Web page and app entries
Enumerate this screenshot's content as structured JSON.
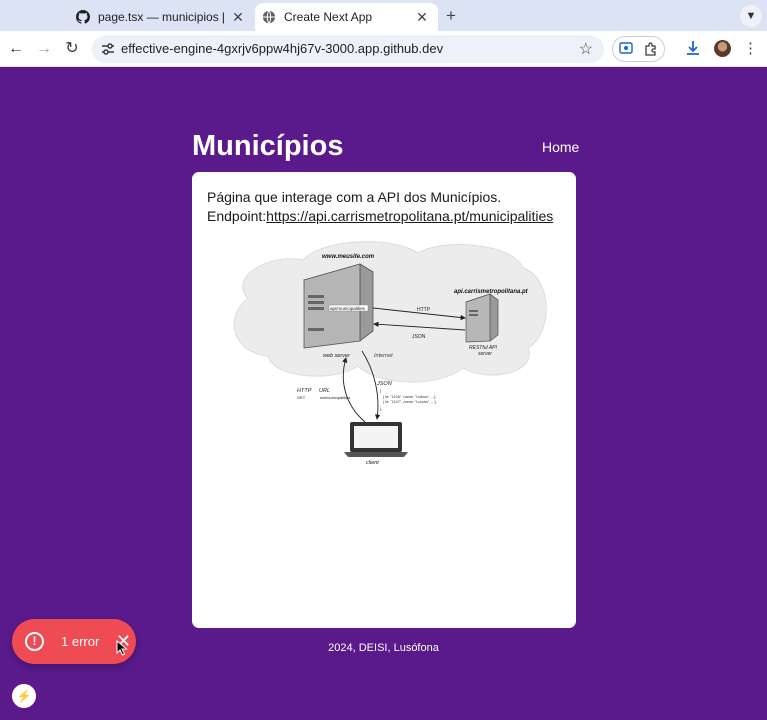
{
  "browser": {
    "tabs": [
      {
        "title": "page.tsx — municipios [Code",
        "active": false,
        "icon": "github-icon"
      },
      {
        "title": "Create Next App",
        "active": true,
        "icon": "globe-icon"
      }
    ],
    "address": "effective-engine-4gxrjv6ppw4hj67v-3000.app.github.dev"
  },
  "page": {
    "title": "Municípios",
    "nav": {
      "home": "Home"
    },
    "description": "Página que interage com a API dos Municípios.",
    "endpoint_label": "Endpoint:",
    "endpoint_url": "https://api.carrismetropolitana.pt/municipalities",
    "footer": "2024, DEISI, Lusófona"
  },
  "diagram": {
    "site": "www.meusite.com",
    "api_host": "api.carrismetropolitana.pt",
    "server_path": "api/municipalities",
    "http": "HTTP",
    "json": "JSON",
    "rest_line1": "RESTful API",
    "rest_line2": "server",
    "web_server": "web server",
    "internet": "Internet",
    "client_http": "HTTP",
    "client_url": "URL",
    "client_get": "GET",
    "client_path": "ecl/municipalities",
    "client_json": "JSON",
    "json_open": "[",
    "json_row1": "{ id: \"1106\", name: \"Lisboa\", ...},",
    "json_row2": "{ id: \"1107\", name: \"Loures\", ...},",
    "json_close": "]",
    "client": "client"
  },
  "error_overlay": {
    "label": "1 error"
  },
  "colors": {
    "page_bg": "#5a1a8c",
    "error": "#ef4b55"
  }
}
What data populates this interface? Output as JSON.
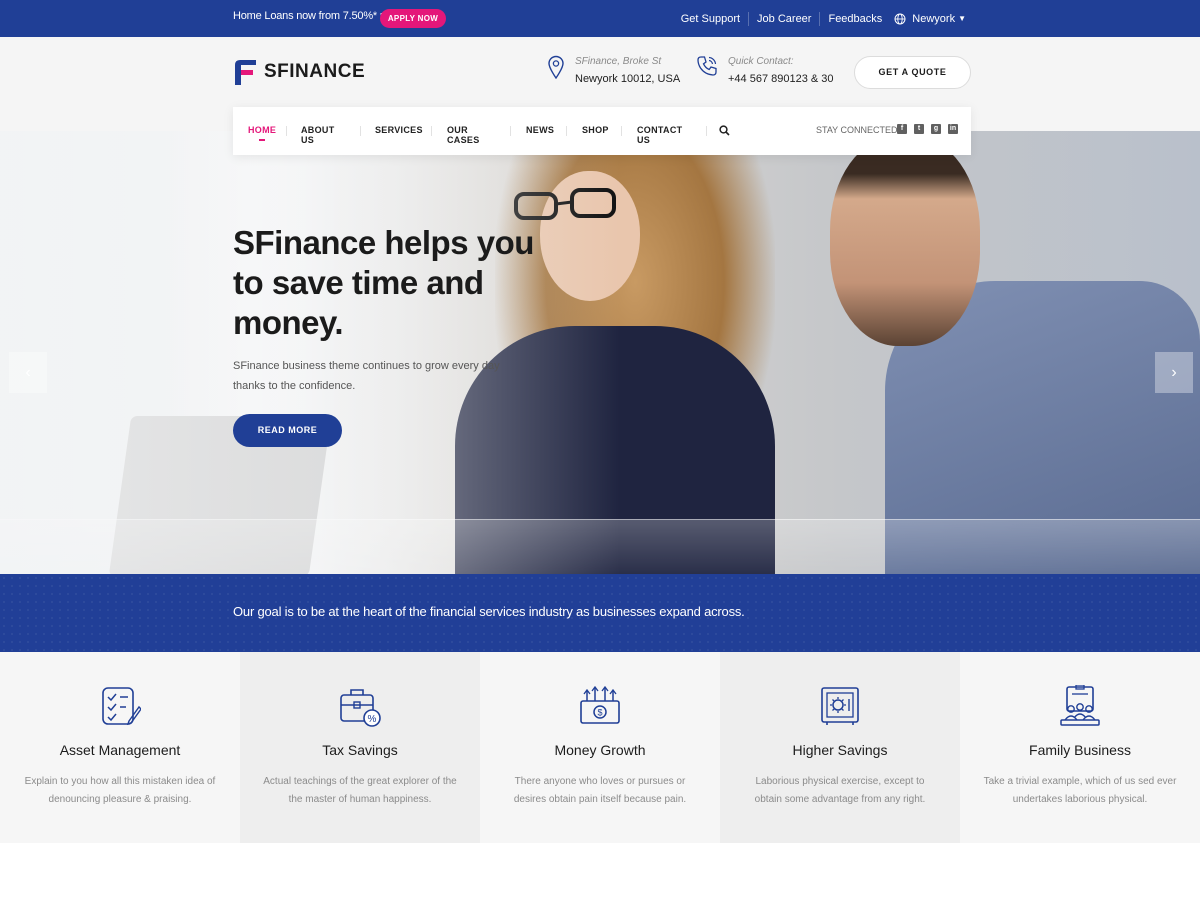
{
  "topbar": {
    "promo": "Home Loans now from 7.50%* p.a.",
    "apply_label": "APPLY NOW",
    "links": [
      "Get Support",
      "Job Career",
      "Feedbacks"
    ],
    "language": "Newyork",
    "accent": "#e4177a",
    "bg": "#203f96"
  },
  "header": {
    "logo_text": "SFINANCE",
    "address_label": "SFinance, Broke St",
    "address_value": "Newyork 10012, USA",
    "contact_label": "Quick Contact:",
    "contact_value": "+44 567 890123 & 30",
    "quote_label": "GET A QUOTE"
  },
  "nav": {
    "items": [
      "HOME",
      "ABOUT US",
      "SERVICES",
      "OUR CASES",
      "NEWS",
      "SHOP",
      "CONTACT US"
    ],
    "active": "HOME",
    "stay_label": "STAY CONNECTED:",
    "social": [
      "facebook-icon",
      "twitter-icon",
      "google-plus-icon",
      "linkedin-icon"
    ]
  },
  "hero": {
    "title": "SFinance helps you to save time and money.",
    "text": "SFinance business theme continues to grow every day thanks to the confidence.",
    "button": "READ MORE",
    "prev": "‹",
    "next": "›"
  },
  "goal": {
    "text": "Our goal is to be at the heart of the financial services industry as businesses expand across."
  },
  "features": [
    {
      "icon": "checklist-icon",
      "title": "Asset Management",
      "text": "Explain to you how all this mistaken idea of denouncing pleasure & praising."
    },
    {
      "icon": "briefcase-percent-icon",
      "title": "Tax Savings",
      "text": "Actual teachings of the great explorer of the the master of human happiness."
    },
    {
      "icon": "money-growth-icon",
      "title": "Money Growth",
      "text": "There anyone who loves or pursues or desires obtain pain itself because pain."
    },
    {
      "icon": "safe-icon",
      "title": "Higher Savings",
      "text": "Laborious physical exercise, except to obtain some advantage from any right."
    },
    {
      "icon": "family-business-icon",
      "title": "Family Business",
      "text": "Take a trivial example, which of us sed ever undertakes laborious physical."
    }
  ]
}
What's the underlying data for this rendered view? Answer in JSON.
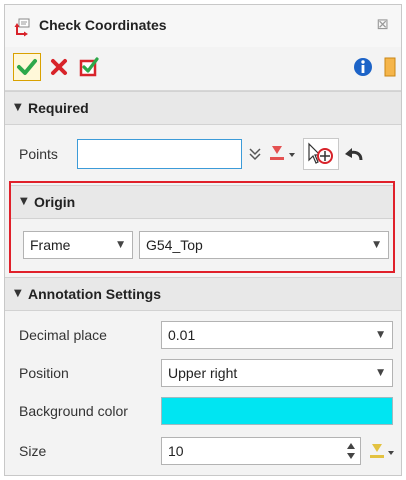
{
  "window": {
    "title": "Check Coordinates"
  },
  "actions": {
    "ok": "ok",
    "cancel": "cancel",
    "apply": "apply",
    "info": "info"
  },
  "required": {
    "header": "Required",
    "points_label": "Points",
    "points_value": ""
  },
  "origin": {
    "header": "Origin",
    "type_value": "Frame",
    "frame_value": "G54_Top"
  },
  "annotation": {
    "header": "Annotation Settings",
    "decimal_label": "Decimal place",
    "decimal_value": "0.01",
    "position_label": "Position",
    "position_value": "Upper right",
    "bgcolor_label": "Background color",
    "bgcolor_value": "#00e5f2",
    "size_label": "Size",
    "size_value": "10"
  },
  "icons": {
    "title": "coordinate-frame-icon",
    "close": "close-icon",
    "ok": "checkmark-icon",
    "cancel": "x-icon",
    "apply": "apply-check-icon",
    "info": "info-icon",
    "expand": "double-chevron-icon",
    "pick": "pick-point-icon",
    "filter": "filter-select-icon",
    "undo": "undo-icon",
    "size_pick": "size-pick-icon"
  },
  "colors": {
    "accent": "#3c9bd8",
    "highlight": "#e0202a",
    "ok": "#2da84a",
    "cancel": "#d8232a",
    "info": "#1c63c7"
  }
}
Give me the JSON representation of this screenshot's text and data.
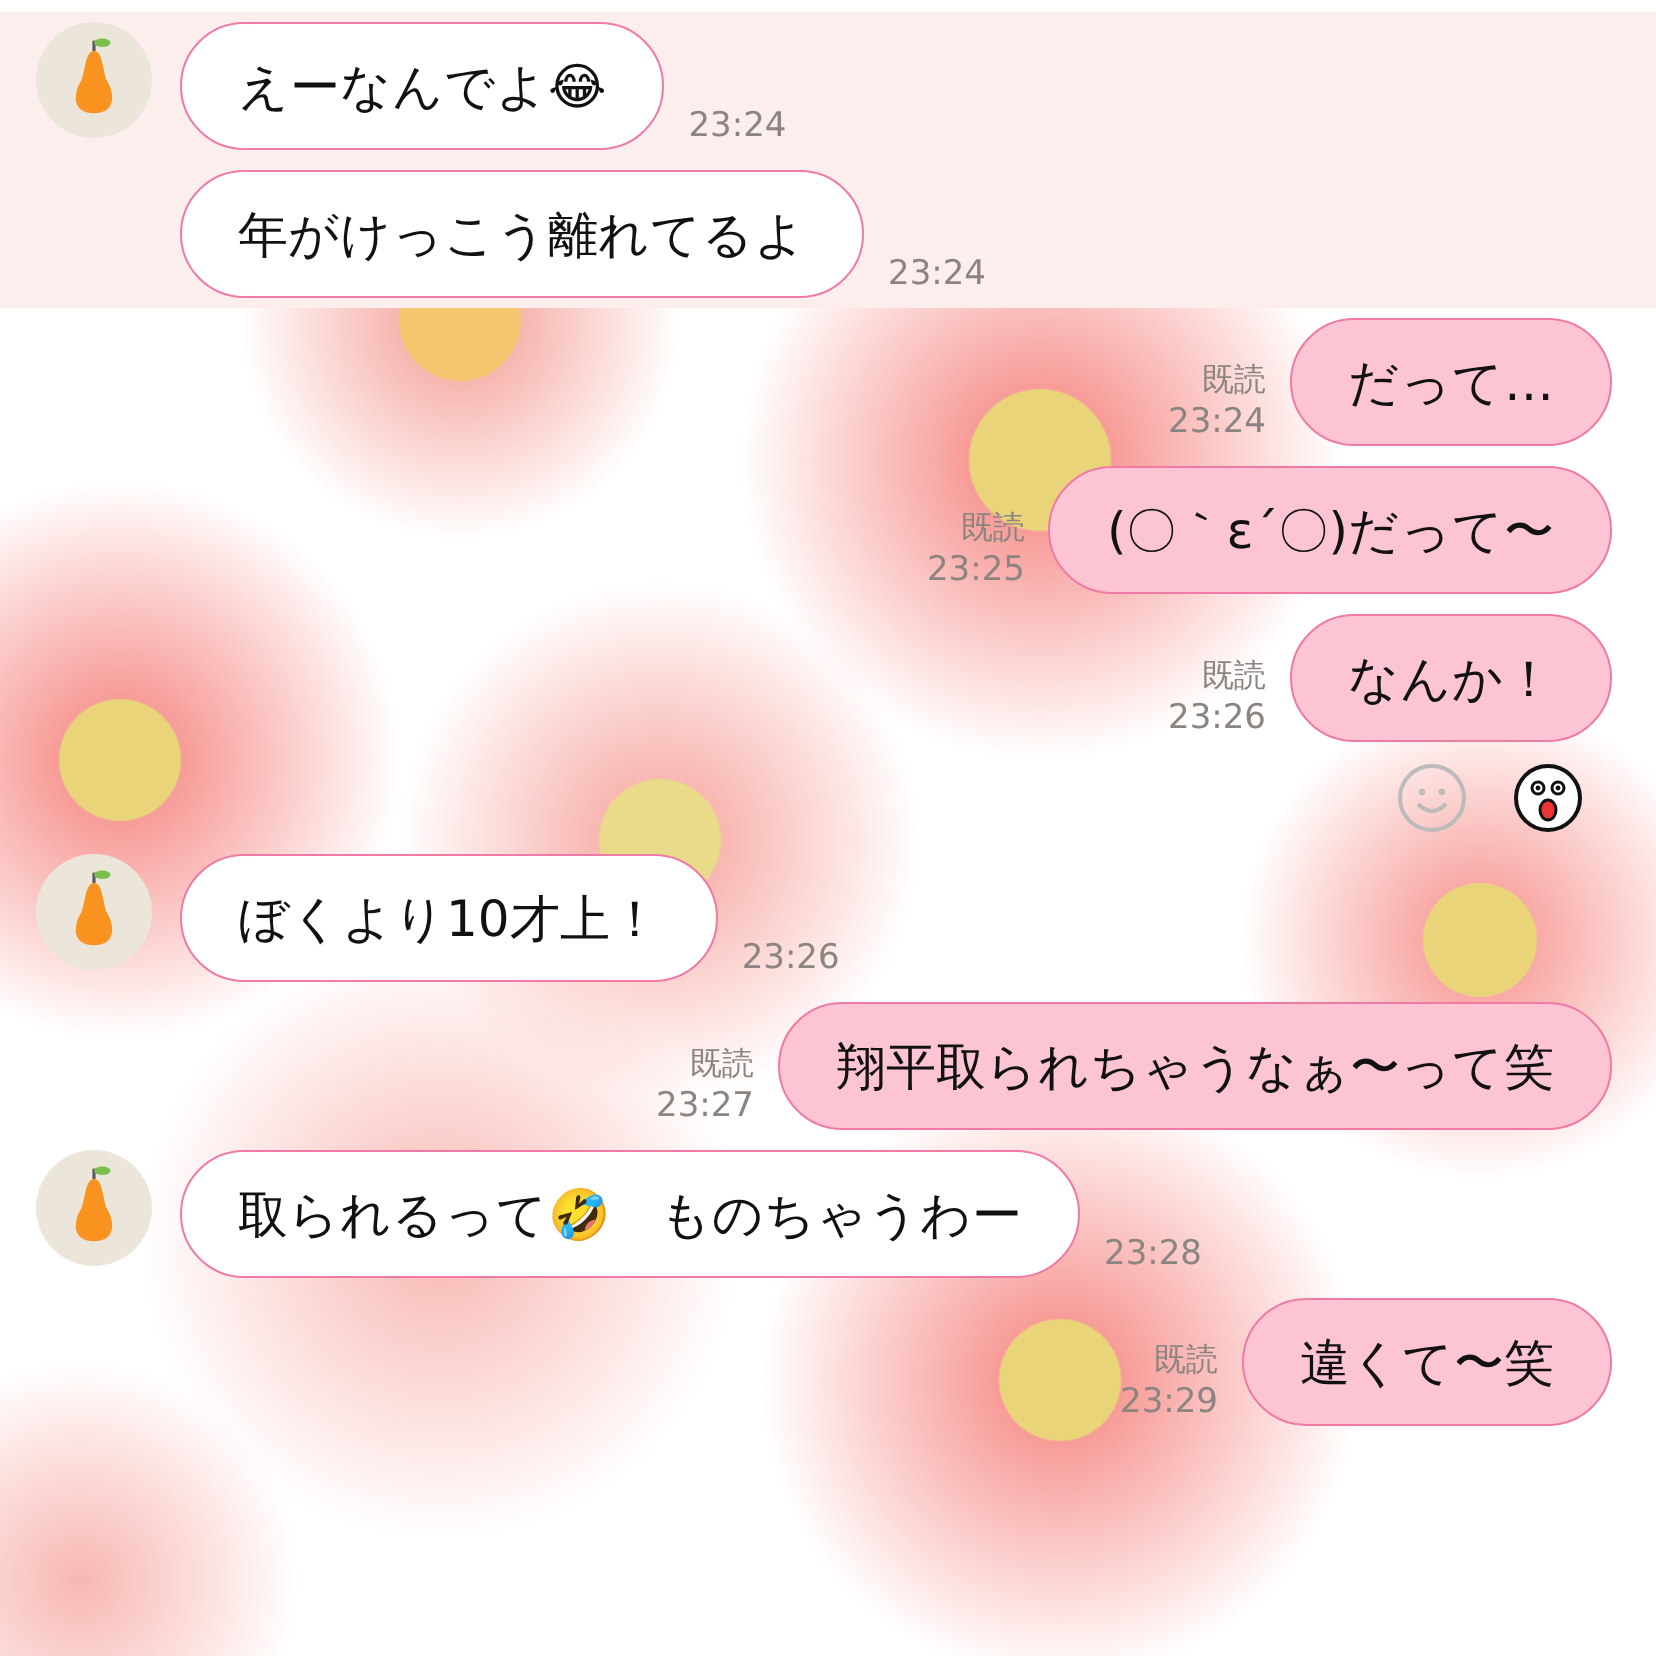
{
  "messages": [
    {
      "kind": "received",
      "avatar": true,
      "highlighted": true,
      "text": "えーなんでよ😂",
      "time": "23:24"
    },
    {
      "kind": "received",
      "avatar": false,
      "highlighted": true,
      "text": "年がけっこう離れてるよ",
      "time": "23:24"
    },
    {
      "kind": "sent",
      "read": "既読",
      "highlighted": false,
      "text": "だって…",
      "time": "23:24"
    },
    {
      "kind": "sent",
      "read": "既読",
      "highlighted": false,
      "text": "(〇｀ε´〇)だって〜",
      "time": "23:25"
    },
    {
      "kind": "sent",
      "read": "既読",
      "highlighted": false,
      "text": "なんか！",
      "time": "23:26"
    },
    {
      "kind": "reactions",
      "highlighted": false
    },
    {
      "kind": "received",
      "avatar": true,
      "highlighted": false,
      "text": "ぼくより10才上！",
      "time": "23:26"
    },
    {
      "kind": "sent",
      "read": "既読",
      "highlighted": false,
      "text": "翔平取られちゃうなぁ〜って笑",
      "time": "23:27"
    },
    {
      "kind": "received",
      "avatar": true,
      "highlighted": false,
      "text": "取られるって🤣　ものちゃうわー",
      "time": "23:28"
    },
    {
      "kind": "sent",
      "read": "既読",
      "highlighted": false,
      "text": "違くて〜笑",
      "time": "23:29"
    }
  ]
}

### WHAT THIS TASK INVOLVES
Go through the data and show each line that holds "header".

### ANSWER FOR THIS EXERCISE
  "header": {
    "header": "Required",
    "header": "Origin",
    "header": "Annotation Settings",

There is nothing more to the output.